“You see hundreds, thousands, tens of thousands people all packed together – not a mask in sight. I understand it’s outdoors,” Wallace stated, “but what does it tell you that there have not been spikes in most of these communities when you have people crowded into football or baseball stadiums?”
While contending that the unvaccinated should still wear masks at these events, Walensky argued that the outdoors tend to be a much safer environment. (RELATED: Fauci Tells Americans To Enjoy ‘Normal’ Christmas After Floating COVID Cancellation)
“We would still encourage people who are unvaccinated to wear a mask in those situations, but given that these games are outdoors, that tends to be a much safer environment,” Walensky said.
CDC guidelines state, “In general, you do not need to wear a mask in outdoor settings. In areas with high numbers of COVID-19 cases, consider wearing a mask in crowded outdoor settings and for activities with close contact with others who are not fully vaccinated.”
When asked about the upcoming holidays of Thanksgiving and Christmas, Walensky stated, “It’s critically important that we gather, that we be together with our family and friends during these holidays. We have the prevention strategies that we know work to be safe for those holidays.”
She urged people who weren’t vaccinated to get vaccinated before they celebrate the holidays and reiterated that outdoor gatherings were safer than indoors.
Earlier this month, White House chief medical adviser Dr. Anthony Fauci faced criticism for casting doubt on whether Americans would be able to celebrate holidays with loved ones.

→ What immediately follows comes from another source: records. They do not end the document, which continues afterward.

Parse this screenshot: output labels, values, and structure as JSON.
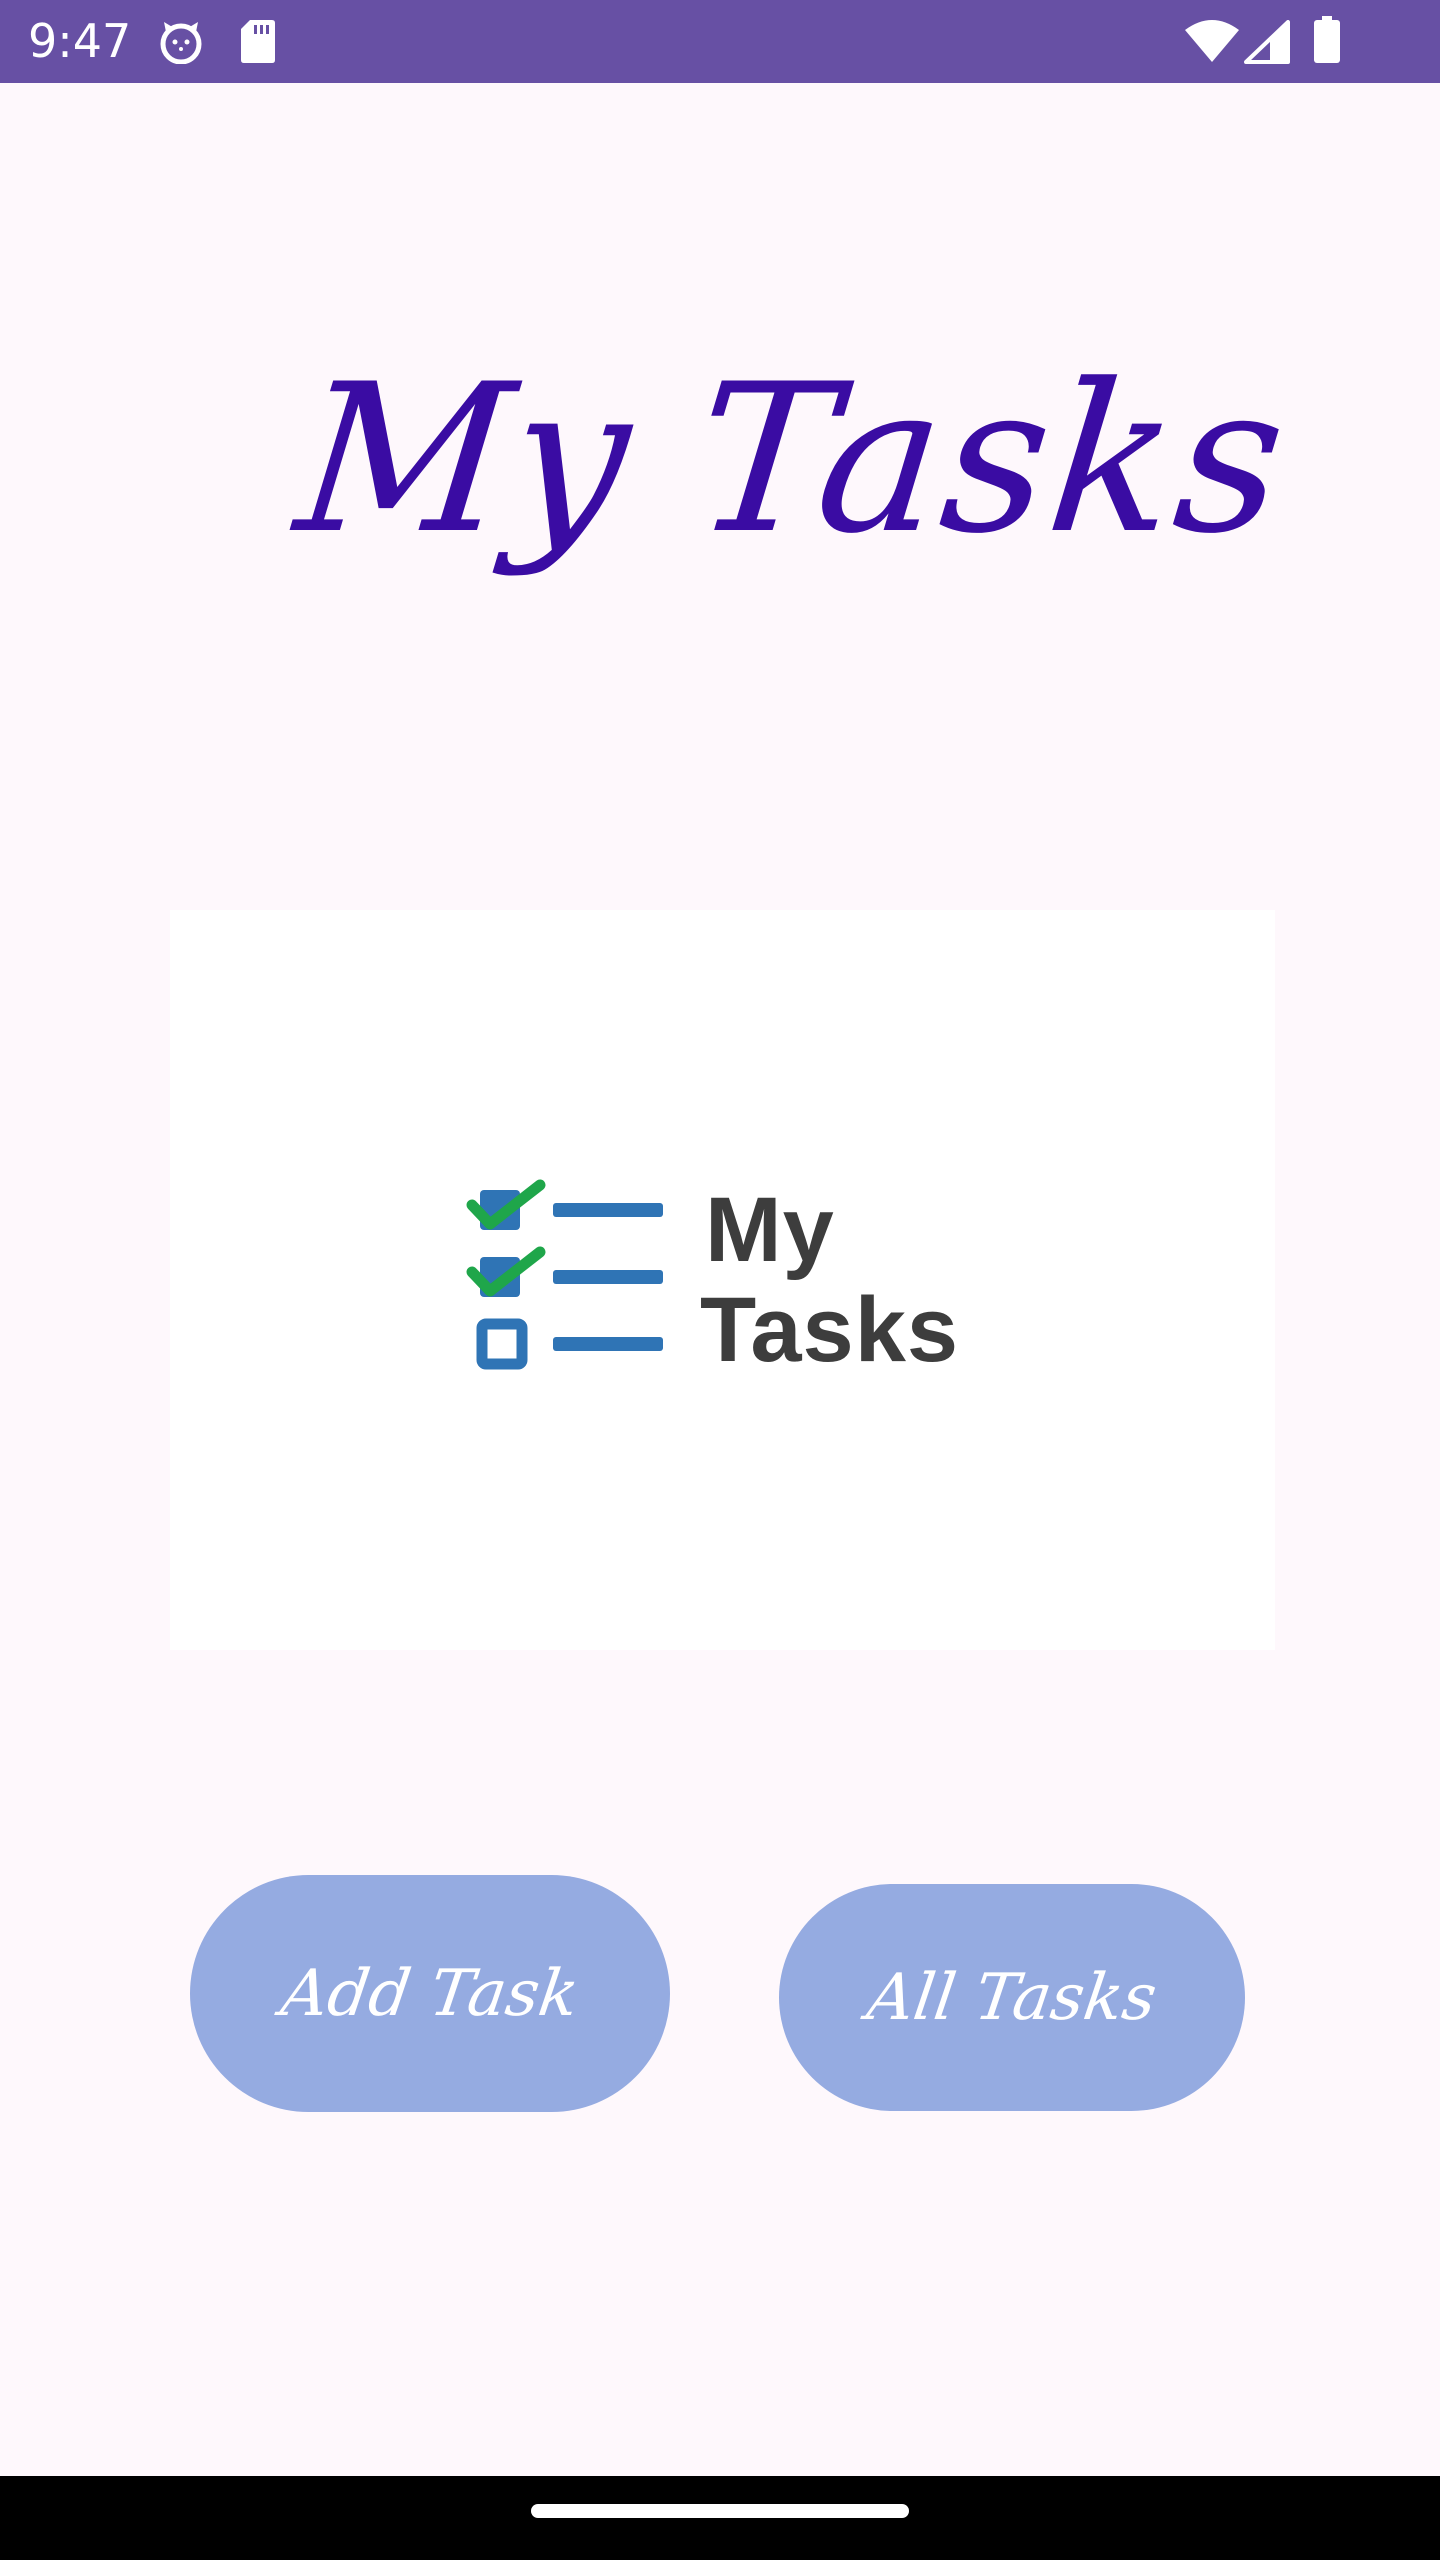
{
  "status_bar": {
    "time": "9:47",
    "icons": [
      "cat-face-icon",
      "sd-card-icon",
      "wifi-icon",
      "cell-signal-icon",
      "battery-icon"
    ],
    "background": "#6750a4"
  },
  "screen": {
    "title": "My Tasks",
    "title_color": "#3a0ca3",
    "background": "#fef8fc"
  },
  "logo": {
    "word_line1": "My",
    "word_line2": "Tasks",
    "checkbox_color": "#2f74b5",
    "check_color": "#1fa64a",
    "text_color": "#3d3d3d"
  },
  "buttons": {
    "add_task": "Add Task",
    "all_tasks": "All Tasks",
    "color": "#95abe1"
  },
  "nav_bar": {
    "icons": [
      "home-handle"
    ]
  }
}
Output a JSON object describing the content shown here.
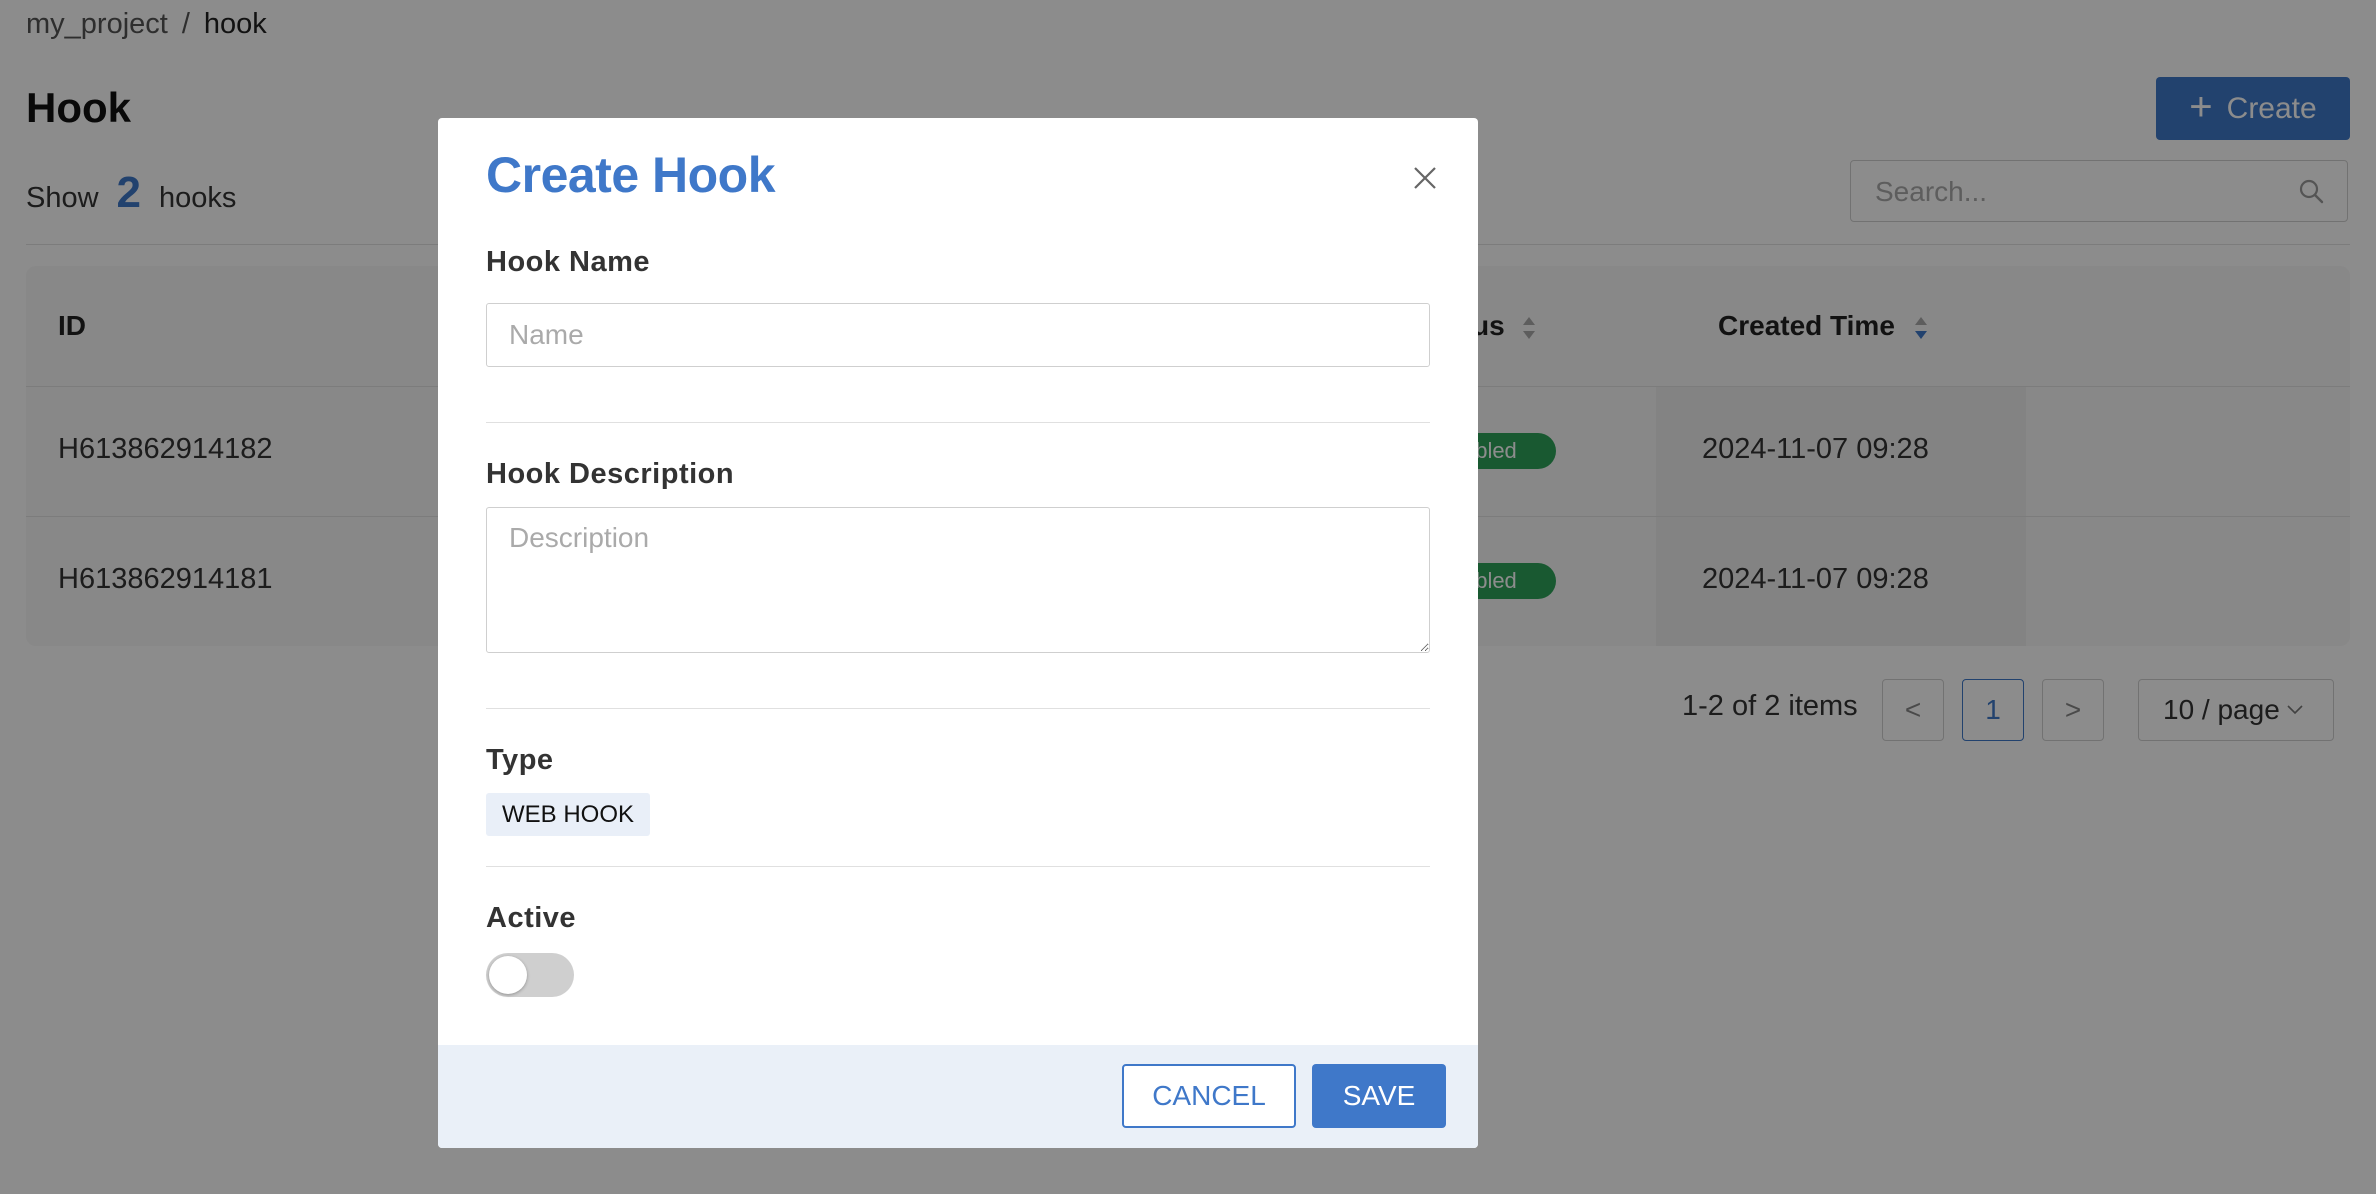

Fauci said it’s “just too soon to tell” whether holiday gatherings should be limited for the second year in a row due to the ongoing pandemic, but said Americans need to focus on lowering the number of new infections and hospitalizations.